Charlotte looks like a brand new city, but there’s a lot of history here. Its roots run deep in the Old South, way back before the American Revolution. As the New South dawned after the Civil War, Charlotte took off—first as a railroad junction and then as a cotton mill hub.
Today, it is America’s second-biggest banking center—only after New York City—and one of the nation’s fastest-growing metropolitan areas. Newcomers roll in daily from across the United States and around the globe.
There’s a sense of possibility and of change so strong that it’s energizing—and magnetic. Charlotte is a place that asks you to dig in, to find connections and to make history here yourself.
The Queen City
Charlotte calls itself the Queen City. But why? The nickname offers a hint that this community is older than the U.S.
King George III still ruled the Colonies when European settlers chartered the town back in 1768. They named the new hamlet after the King’s wife, Queen Charlotte, and gave the surrounding county the name Mecklenburg in honor of her majesty’s birthplace in Germany.
The Creation of Uptown
If you look at a map of Center City Charlotte today, you’ll still see the grid of square blocks that points to its time under Colonial influence. Tryon, the city’s main street, still carries the name of North Carolina’s Colonial governor William Tryon.
Interestingly enough, Tryon Street does not align to the compass, as in many Colonial towns. Instead, it runs along a low ridgeline with a diagonal slant. That’s because it predates European settlement.

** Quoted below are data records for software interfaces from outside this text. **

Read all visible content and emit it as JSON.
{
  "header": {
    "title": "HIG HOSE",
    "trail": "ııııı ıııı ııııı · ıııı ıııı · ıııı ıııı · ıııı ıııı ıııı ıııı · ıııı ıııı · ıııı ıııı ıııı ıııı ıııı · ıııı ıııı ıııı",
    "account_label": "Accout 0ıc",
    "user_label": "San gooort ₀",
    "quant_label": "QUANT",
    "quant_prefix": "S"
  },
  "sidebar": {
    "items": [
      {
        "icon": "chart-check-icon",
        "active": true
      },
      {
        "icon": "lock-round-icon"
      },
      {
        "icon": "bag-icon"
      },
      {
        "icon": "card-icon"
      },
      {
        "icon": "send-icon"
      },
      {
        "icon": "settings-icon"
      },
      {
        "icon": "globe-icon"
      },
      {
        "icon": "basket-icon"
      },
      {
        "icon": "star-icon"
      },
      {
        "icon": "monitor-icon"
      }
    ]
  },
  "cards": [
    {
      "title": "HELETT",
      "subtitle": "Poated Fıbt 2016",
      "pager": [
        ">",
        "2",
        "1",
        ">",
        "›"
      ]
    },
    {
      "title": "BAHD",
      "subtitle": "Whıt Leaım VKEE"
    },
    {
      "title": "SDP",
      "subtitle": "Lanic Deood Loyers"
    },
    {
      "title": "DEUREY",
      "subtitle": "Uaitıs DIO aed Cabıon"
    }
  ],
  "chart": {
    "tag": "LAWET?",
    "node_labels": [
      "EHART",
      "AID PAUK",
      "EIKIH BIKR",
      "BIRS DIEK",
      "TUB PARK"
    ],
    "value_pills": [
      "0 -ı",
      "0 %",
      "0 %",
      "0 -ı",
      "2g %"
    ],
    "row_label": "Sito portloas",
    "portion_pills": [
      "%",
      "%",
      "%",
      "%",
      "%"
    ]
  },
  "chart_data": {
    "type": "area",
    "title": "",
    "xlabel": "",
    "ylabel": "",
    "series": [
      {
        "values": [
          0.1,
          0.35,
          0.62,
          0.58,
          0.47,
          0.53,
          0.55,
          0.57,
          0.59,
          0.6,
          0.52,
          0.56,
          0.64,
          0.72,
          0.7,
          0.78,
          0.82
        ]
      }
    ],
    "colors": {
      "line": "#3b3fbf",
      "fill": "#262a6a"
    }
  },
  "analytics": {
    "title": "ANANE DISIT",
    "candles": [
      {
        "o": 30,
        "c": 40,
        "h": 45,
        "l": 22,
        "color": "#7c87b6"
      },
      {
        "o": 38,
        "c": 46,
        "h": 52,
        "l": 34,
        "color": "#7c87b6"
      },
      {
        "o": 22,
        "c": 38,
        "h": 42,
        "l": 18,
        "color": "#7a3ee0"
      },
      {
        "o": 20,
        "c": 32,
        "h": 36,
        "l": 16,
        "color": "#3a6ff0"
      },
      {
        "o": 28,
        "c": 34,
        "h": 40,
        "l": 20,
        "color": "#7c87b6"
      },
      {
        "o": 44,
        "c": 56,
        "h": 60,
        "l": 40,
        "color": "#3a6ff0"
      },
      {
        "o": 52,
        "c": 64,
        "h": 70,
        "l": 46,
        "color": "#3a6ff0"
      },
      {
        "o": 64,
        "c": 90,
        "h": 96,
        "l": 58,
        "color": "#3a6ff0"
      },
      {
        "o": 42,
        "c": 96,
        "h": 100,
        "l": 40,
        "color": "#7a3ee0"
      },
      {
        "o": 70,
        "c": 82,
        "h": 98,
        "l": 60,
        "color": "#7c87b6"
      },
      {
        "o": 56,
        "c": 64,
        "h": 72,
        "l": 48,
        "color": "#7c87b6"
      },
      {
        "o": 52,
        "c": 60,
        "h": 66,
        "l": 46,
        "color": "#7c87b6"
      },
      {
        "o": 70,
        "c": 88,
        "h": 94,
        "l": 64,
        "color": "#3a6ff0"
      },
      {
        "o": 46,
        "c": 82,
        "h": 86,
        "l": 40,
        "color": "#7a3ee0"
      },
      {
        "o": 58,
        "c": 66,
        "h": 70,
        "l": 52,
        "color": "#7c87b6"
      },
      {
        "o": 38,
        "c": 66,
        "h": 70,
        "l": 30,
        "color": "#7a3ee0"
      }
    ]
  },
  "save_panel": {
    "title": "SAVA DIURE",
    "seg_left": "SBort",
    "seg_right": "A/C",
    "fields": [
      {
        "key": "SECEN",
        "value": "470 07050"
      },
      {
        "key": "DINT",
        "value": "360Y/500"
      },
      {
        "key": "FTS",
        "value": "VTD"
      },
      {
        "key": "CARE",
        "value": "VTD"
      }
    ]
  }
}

Tyron Street follows the Nations Path, the great trading route of the Catawba and other Native American tribes, which ran from Georgia up to the Chesapeake Bay. Today’s Interstate 85 traces that same route.
The Tryon Street ridgeline is the reason behind Charlotte’s custom of calling its downtown “Uptown.” Head to Independence Square at the heart of the Center City; no matter which way you approach it, you’ll be moving gently upward.
Hornets’ Nest of Rebellion
Late in the Revolution, British General Cornwallis swept into town—and soon wished he hadn’t. Local sharpshooters peppered his men mercilessly in the 1780 Battle of Charlotte and the Battle of Kings Mountain nearby.
As he departed, it is said that Cornwallis wrote in his diary that Charlotte was a “hornet’s nest of rebellion.” Today, the hornet and hornet’s nest are popular civic symbols. You will find them on police officers’ uniforms and NBA Charlotte Hornets’ uniforms, among other places in town.